The case of Nelligan v Mickan & Mickan  SASC 6935 (a decision of Millhouse, Olsson & Debelle JJ) arose from 1993 bushfires in South Australia.
The defendant (Nelligan) was driving his farm utility that had, on the back, a water tank and pump that was being operated by his brother, to fight the fire. They had seen another similar vehicle driven by Paech, with Mickan on the back, proceeding onto a property. Nelligan decided to go there too, to try and protect the home and buildings.
This is how the learned Judge described the situation from the appellant’s [that is Nelligan’s] point of view:-
“Suddenly, the wind gusted from the north and, almost instantly, the fire reached the Gap Road and also moved west into an adjoining paddock containing dry barley stubble. As the defendant was driving west along Gap Road, the fire got into the scrub immediately north of Gap Road and into the branches of some fairly tall Eucalypts. The ferocity of the wind and the fire was such that the flames from the tops of the trees were extending over the utility. The defendant’s brother moved to the left hand side of the utility as far as he could and yelled out to his brother to ‘get the hell out of here’, or words to that effect. There were flames and smoke and cinders everywhere and visibility was very poor – only about 5 or 6 metres.”
Nelligan was driving at a speed estimated to be between 40 and 60 kilometres per hour. Unfortunately he did not see that Paech had stopped his vehicle in a clear area on the side of the road. Paech had stopped there as he too was being surrounded by fire and believed that the area where he stopped would act as ‘something of a fire break’ and they could wait there for the fire to pass. The vehicle driven by Nellgan clipped the offside rear of Paech’s vehicle causing it to flip over. Mickan was thrown onto the road and suffered serious injuries.
Mickan sued Nelligan in negligence. He alleged that Nelligan was negligent in the way he drove out of the fire with restricted visibility, even though he was clearly a life threatening situation. At trial the District Court found that Nelligan had been negligent. On appeal Milhouse J would have found there was no negligence. He said:
Mr Stephen Walsh QC with Mr John Ward for the appellant argued that their client could not be blamed at all for what he did. The sudden change in the direction of the wind, meant that the appellant and certainly his brother were in a life threatening situation: they could have been “burnt to a crisp” (an expression Mr Walsh used several times). The appellant’s brother was yelling, “Get to hell out of here”, he could not be blamed for keeping on driving at the speed he did even with hardly any visibility ahead.
This argument appeals to me. Anyone who has ever been in a situation anything like this, fighting a bush-fire, knows how terrifying it is, not only terrifying but confused and confusing. The appellant believed his brother, if not himself as well, to be in mortal danger. He had to balance the urgency of their situation against the risk of driving almost blind west down the road. I do not blame him for driving on and at his speed.

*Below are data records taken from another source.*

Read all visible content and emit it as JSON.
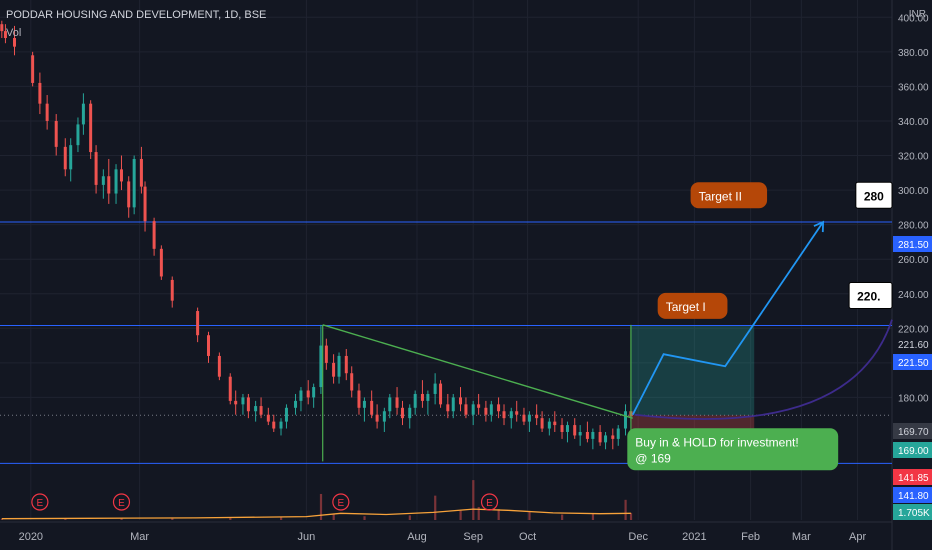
{
  "header": {
    "title": "PODDAR HOUSING AND DEVELOPMENT, 1D, BSE",
    "indicator": "Vol",
    "currency": "INR"
  },
  "chart_data": {
    "type": "candlestick",
    "y_axis": {
      "ticks": [
        400,
        380,
        360,
        340,
        320,
        300,
        280,
        260,
        240,
        220,
        200,
        180
      ],
      "tick_labels": [
        "400.00",
        "380.00",
        "360.00",
        "340.00",
        "320.00",
        "300.00",
        "280.00",
        "260.00",
        "240.00",
        "220.00",
        "200.00",
        "180.00"
      ],
      "ylim": [
        138,
        410
      ]
    },
    "x_axis": {
      "labels": [
        "2020",
        "Mar",
        "Jun",
        "Aug",
        "Sep",
        "Oct",
        "Dec",
        "2021",
        "Feb",
        "Mar",
        "Apr"
      ],
      "label_dates": [
        "2020-01-01",
        "2020-03-01",
        "2020-06-01",
        "2020-08-01",
        "2020-09-01",
        "2020-10-01",
        "2020-12-01",
        "2021-01-01",
        "2021-02-01",
        "2021-03-01",
        "2021-04-01"
      ],
      "range": [
        "2019-12-15",
        "2021-04-20"
      ]
    },
    "price_badges": [
      {
        "label": "221.60",
        "value": 221.6,
        "color": "#131722",
        "text": "#d1d4dc"
      },
      {
        "label": "221.50",
        "value": 221.5,
        "color": "#2962ff",
        "text": "#ffffff"
      },
      {
        "label": "281.50",
        "value": 281.5,
        "color": "#2962ff",
        "text": "#ffffff"
      },
      {
        "label": "169.70",
        "value": 169.7,
        "color": "#363a45",
        "text": "#d1d4dc"
      },
      {
        "label": "169.00",
        "value": 169.0,
        "color": "#26a69a",
        "text": "#ffffff"
      },
      {
        "label": "141.85",
        "value": 141.85,
        "color": "#f23645",
        "text": "#ffffff"
      },
      {
        "label": "141.80",
        "value": 141.8,
        "color": "#2962ff",
        "text": "#ffffff"
      },
      {
        "label": "1.705K",
        "value": 1705,
        "color": "#26a69a",
        "text": "#ffffff"
      }
    ],
    "horizontal_lines": [
      {
        "value": 281.5,
        "color": "#2962ff"
      },
      {
        "value": 221.6,
        "color": "#2962ff"
      },
      {
        "value": 141.8,
        "color": "#2962ff"
      }
    ],
    "trendline": {
      "from": [
        "2020-06-10",
        222
      ],
      "to": [
        "2020-11-28",
        168
      ],
      "color": "#4caf50"
    },
    "vertical_lines": [
      {
        "date": "2020-06-10",
        "from": 222,
        "to": 143,
        "color": "#4caf50"
      },
      {
        "date": "2020-11-27",
        "from": 222,
        "to": 143,
        "color": "#4caf50"
      }
    ],
    "long_position": {
      "start": "2020-11-27",
      "end": "2021-02-03",
      "entry": 169.7,
      "target": 221.6,
      "stop": 141.85
    },
    "projection_path": {
      "color": "#2196f3",
      "points": [
        [
          "2020-11-28",
          170
        ],
        [
          "2020-12-15",
          205
        ],
        [
          "2021-01-18",
          198
        ],
        [
          "2021-03-13",
          281.5
        ]
      ]
    },
    "purple_arc": {
      "color": "#3d2b8c",
      "from": [
        "2020-11-29",
        170
      ],
      "to": [
        "2021-04-20",
        225
      ]
    },
    "callouts": [
      {
        "text": "Target II",
        "date": "2021-01-20",
        "value": 297,
        "bg": "#b54708",
        "fg": "#ffffff"
      },
      {
        "text": "Target I",
        "date": "2020-12-31",
        "value": 233,
        "bg": "#b54708",
        "fg": "#ffffff"
      },
      {
        "text": "Buy in & HOLD for investment!",
        "text2": "@ 169",
        "date": "2020-11-25",
        "value": 150,
        "bg": "#4caf50",
        "fg": "#ffffff"
      },
      {
        "text": "280",
        "date": "2021-04-10",
        "value": 297,
        "bg": "#ffffff",
        "fg": "#000000"
      },
      {
        "text": "220.",
        "date": "2021-04-10",
        "value": 239,
        "bg": "#ffffff",
        "fg": "#000000"
      }
    ],
    "earnings_markers": {
      "label": "E",
      "dates": [
        "2020-01-06",
        "2020-02-20",
        "2020-06-20",
        "2020-09-10"
      ]
    },
    "colors": {
      "up": "#26a69a",
      "down": "#ef5350",
      "volume": "#f7a23a",
      "background": "#131722",
      "grid": "#1f2330"
    },
    "candles": [
      [
        "2019-12-16",
        396,
        398,
        388,
        392
      ],
      [
        "2019-12-18",
        392,
        396,
        385,
        388
      ],
      [
        "2019-12-23",
        388,
        395,
        378,
        383
      ],
      [
        "2020-01-02",
        378,
        380,
        360,
        362
      ],
      [
        "2020-01-06",
        362,
        368,
        344,
        350
      ],
      [
        "2020-01-10",
        350,
        355,
        335,
        340
      ],
      [
        "2020-01-15",
        340,
        344,
        320,
        325
      ],
      [
        "2020-01-20",
        325,
        330,
        308,
        312
      ],
      [
        "2020-01-23",
        312,
        330,
        305,
        326
      ],
      [
        "2020-01-27",
        326,
        342,
        322,
        338
      ],
      [
        "2020-01-30",
        338,
        356,
        332,
        350
      ],
      [
        "2020-02-03",
        350,
        352,
        318,
        322
      ],
      [
        "2020-02-06",
        322,
        326,
        298,
        303
      ],
      [
        "2020-02-10",
        303,
        312,
        295,
        308
      ],
      [
        "2020-02-13",
        308,
        318,
        292,
        298
      ],
      [
        "2020-02-17",
        298,
        315,
        292,
        312
      ],
      [
        "2020-02-20",
        312,
        320,
        300,
        305
      ],
      [
        "2020-02-24",
        305,
        308,
        284,
        290
      ],
      [
        "2020-02-27",
        290,
        320,
        286,
        318
      ],
      [
        "2020-03-02",
        318,
        325,
        298,
        302
      ],
      [
        "2020-03-04",
        302,
        305,
        276,
        282
      ],
      [
        "2020-03-09",
        282,
        284,
        262,
        266
      ],
      [
        "2020-03-13",
        266,
        268,
        248,
        250
      ],
      [
        "2020-03-19",
        248,
        250,
        232,
        236
      ],
      [
        "2020-04-02",
        230,
        232,
        212,
        216
      ],
      [
        "2020-04-08",
        216,
        218,
        200,
        204
      ],
      [
        "2020-04-14",
        204,
        206,
        190,
        192
      ],
      [
        "2020-04-20",
        192,
        194,
        176,
        178
      ],
      [
        "2020-04-23",
        178,
        184,
        170,
        176
      ],
      [
        "2020-04-27",
        176,
        182,
        170,
        180
      ],
      [
        "2020-04-30",
        180,
        182,
        168,
        172
      ],
      [
        "2020-05-04",
        172,
        178,
        166,
        175
      ],
      [
        "2020-05-07",
        175,
        180,
        168,
        170
      ],
      [
        "2020-05-11",
        170,
        174,
        164,
        166
      ],
      [
        "2020-05-14",
        166,
        170,
        160,
        162
      ],
      [
        "2020-05-18",
        162,
        168,
        158,
        166
      ],
      [
        "2020-05-21",
        166,
        176,
        162,
        174
      ],
      [
        "2020-05-26",
        174,
        182,
        170,
        178
      ],
      [
        "2020-05-29",
        178,
        186,
        172,
        184
      ],
      [
        "2020-06-02",
        184,
        190,
        176,
        180
      ],
      [
        "2020-06-05",
        180,
        188,
        174,
        186
      ],
      [
        "2020-06-09",
        186,
        222,
        182,
        210
      ],
      [
        "2020-06-12",
        210,
        214,
        196,
        200
      ],
      [
        "2020-06-16",
        200,
        205,
        188,
        192
      ],
      [
        "2020-06-19",
        192,
        206,
        188,
        204
      ],
      [
        "2020-06-23",
        204,
        208,
        190,
        194
      ],
      [
        "2020-06-26",
        194,
        198,
        180,
        184
      ],
      [
        "2020-06-30",
        184,
        188,
        170,
        174
      ],
      [
        "2020-07-03",
        174,
        180,
        166,
        178
      ],
      [
        "2020-07-07",
        178,
        184,
        168,
        170
      ],
      [
        "2020-07-10",
        170,
        176,
        162,
        166
      ],
      [
        "2020-07-14",
        166,
        174,
        160,
        172
      ],
      [
        "2020-07-17",
        172,
        182,
        168,
        180
      ],
      [
        "2020-07-21",
        180,
        186,
        170,
        174
      ],
      [
        "2020-07-24",
        174,
        178,
        164,
        168
      ],
      [
        "2020-07-28",
        168,
        176,
        162,
        174
      ],
      [
        "2020-07-31",
        174,
        184,
        170,
        182
      ],
      [
        "2020-08-04",
        182,
        190,
        174,
        178
      ],
      [
        "2020-08-07",
        178,
        184,
        170,
        182
      ],
      [
        "2020-08-11",
        182,
        194,
        176,
        188
      ],
      [
        "2020-08-14",
        188,
        190,
        174,
        176
      ],
      [
        "2020-08-18",
        176,
        182,
        168,
        172
      ],
      [
        "2020-08-21",
        172,
        182,
        168,
        180
      ],
      [
        "2020-08-25",
        180,
        186,
        172,
        176
      ],
      [
        "2020-08-28",
        176,
        180,
        168,
        170
      ],
      [
        "2020-09-01",
        170,
        178,
        164,
        176
      ],
      [
        "2020-09-04",
        176,
        182,
        170,
        174
      ],
      [
        "2020-09-08",
        174,
        178,
        166,
        170
      ],
      [
        "2020-09-11",
        170,
        178,
        166,
        176
      ],
      [
        "2020-09-15",
        176,
        180,
        168,
        172
      ],
      [
        "2020-09-18",
        172,
        176,
        164,
        168
      ],
      [
        "2020-09-22",
        168,
        174,
        162,
        172
      ],
      [
        "2020-09-25",
        172,
        178,
        166,
        170
      ],
      [
        "2020-09-29",
        170,
        174,
        164,
        166
      ],
      [
        "2020-10-02",
        166,
        172,
        160,
        170
      ],
      [
        "2020-10-06",
        170,
        176,
        164,
        168
      ],
      [
        "2020-10-09",
        168,
        172,
        160,
        162
      ],
      [
        "2020-10-13",
        162,
        168,
        158,
        166
      ],
      [
        "2020-10-16",
        166,
        172,
        160,
        164
      ],
      [
        "2020-10-20",
        164,
        168,
        156,
        160
      ],
      [
        "2020-10-23",
        160,
        166,
        154,
        164
      ],
      [
        "2020-10-27",
        164,
        168,
        156,
        158
      ],
      [
        "2020-10-30",
        158,
        164,
        152,
        160
      ],
      [
        "2020-11-03",
        160,
        166,
        154,
        156
      ],
      [
        "2020-11-06",
        156,
        162,
        150,
        160
      ],
      [
        "2020-11-10",
        160,
        164,
        152,
        154
      ],
      [
        "2020-11-13",
        154,
        160,
        150,
        158
      ],
      [
        "2020-11-17",
        158,
        162,
        150,
        156
      ],
      [
        "2020-11-20",
        156,
        164,
        152,
        162
      ],
      [
        "2020-11-24",
        162,
        176,
        158,
        172
      ],
      [
        "2020-11-27",
        172,
        176,
        166,
        169
      ]
    ],
    "volume": [
      [
        "2019-12-16",
        0.3
      ],
      [
        "2020-01-20",
        0.4
      ],
      [
        "2020-02-20",
        0.5
      ],
      [
        "2020-03-19",
        0.4
      ],
      [
        "2020-04-20",
        0.6
      ],
      [
        "2020-05-18",
        0.8
      ],
      [
        "2020-06-09",
        6.2
      ],
      [
        "2020-06-16",
        1.4
      ],
      [
        "2020-07-03",
        0.9
      ],
      [
        "2020-07-28",
        1.1
      ],
      [
        "2020-08-11",
        5.8
      ],
      [
        "2020-08-25",
        2.2
      ],
      [
        "2020-09-01",
        9.5
      ],
      [
        "2020-09-04",
        3.1
      ],
      [
        "2020-09-15",
        2.6
      ],
      [
        "2020-10-02",
        1.9
      ],
      [
        "2020-10-20",
        1.3
      ],
      [
        "2020-11-06",
        1.5
      ],
      [
        "2020-11-24",
        4.8
      ],
      [
        "2020-11-27",
        1.7
      ]
    ],
    "volume_ma": [
      [
        "2019-12-16",
        0.3
      ],
      [
        "2020-02-01",
        0.4
      ],
      [
        "2020-04-01",
        0.5
      ],
      [
        "2020-06-01",
        0.8
      ],
      [
        "2020-06-20",
        1.6
      ],
      [
        "2020-07-15",
        1.3
      ],
      [
        "2020-08-10",
        1.8
      ],
      [
        "2020-09-01",
        2.6
      ],
      [
        "2020-09-20",
        2.3
      ],
      [
        "2020-10-15",
        1.7
      ],
      [
        "2020-11-10",
        1.5
      ],
      [
        "2020-11-27",
        1.6
      ]
    ]
  }
}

The two other appeal judges rejected Nelligan’s appeal, upholding the finding that he had been negligent in the way that he drove his vehicle. An immediate reaction may be to consider how appalling it is that Nelligan, a farmer using his own equipment to try and fight a fire on another’s property should be sued for making a decision in the heat of the moment (no pun intended) to save his and others lives. It is the sort of case that is cited to discourage people being volunteers. Why would anyone put themselves out to go and help their neighbour if that is the consequence?
But if we remember that the action wasn’t really against or by Nelligan. He was never going to pay damages, it was the compulsory third party insurer. We may be offended that Nelligan gets sued in these circumstances, but if he doesn’t, what happens to Mickan? He gets no compensation at all (if he was a volunteer firefighters ie actually a member of the fire brigade they would get some equivalent to workers compensation but these were classic ‘good Samaritans’). By finding Nelligan negligent, the court would see Mickan compensated for his losses or injuries but at what cost to Nelligan? Probably not much.
Millhouse J’s judgment is very much on principle that insurance has nothing to do with it and the question is was Mickan negligent. He found that, in the circumstances, he wasn’t. That may well be good for Nelligan’s feelings but not for the injured pump operator.
The other appeal judges found that the trial judge’s verdict against Nelligan should stand but upheld the appeal finding contributory negligence, ensuring that the injured pump operator was compensated without discount.
The case shows how negligence law puts us between a rock and a hard place. If Nelligan is labelled ‘negligent’ we can (if you like) get upset that a good Samaritan can be sued for making a decision that was understandable and we would all make (he was going to die if he didn’t get out of there) but innocent injured people get nothing. If he is ‘negligent’ then it is not him, but an insurer that has received a pool of money contributed to by every road users that pays their compulsory insurance premium, that pays out. Even the appeal would have been conducted by the insurance company so when you read cases with counsel earnestly and appropriately putting arguments on behalf of the defendant/appellant, as they did in this case, who are they really advocating for?
6 July 2009